Scan the entries below for the word "icon" and copy every line in which it occurs.
*** Records for the exercise Section Begins ***
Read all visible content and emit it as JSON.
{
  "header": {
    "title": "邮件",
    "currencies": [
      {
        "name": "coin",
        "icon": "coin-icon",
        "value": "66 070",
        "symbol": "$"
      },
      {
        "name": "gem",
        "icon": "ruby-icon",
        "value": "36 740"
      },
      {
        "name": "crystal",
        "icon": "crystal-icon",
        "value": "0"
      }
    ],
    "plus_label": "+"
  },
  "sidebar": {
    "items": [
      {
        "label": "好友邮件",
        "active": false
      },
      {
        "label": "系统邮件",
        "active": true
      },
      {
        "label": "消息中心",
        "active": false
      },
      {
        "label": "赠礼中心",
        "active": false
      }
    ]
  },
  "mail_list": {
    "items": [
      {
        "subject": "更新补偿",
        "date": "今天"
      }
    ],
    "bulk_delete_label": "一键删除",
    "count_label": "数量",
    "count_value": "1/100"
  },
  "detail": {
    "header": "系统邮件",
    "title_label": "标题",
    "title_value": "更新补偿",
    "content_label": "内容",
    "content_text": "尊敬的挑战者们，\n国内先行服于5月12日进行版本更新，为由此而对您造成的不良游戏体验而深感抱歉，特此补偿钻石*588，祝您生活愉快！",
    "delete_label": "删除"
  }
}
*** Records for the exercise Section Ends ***
*Completed exercise*
        "icon": "coin-icon",
        "icon": "ruby-icon",
        "icon": "crystal-icon",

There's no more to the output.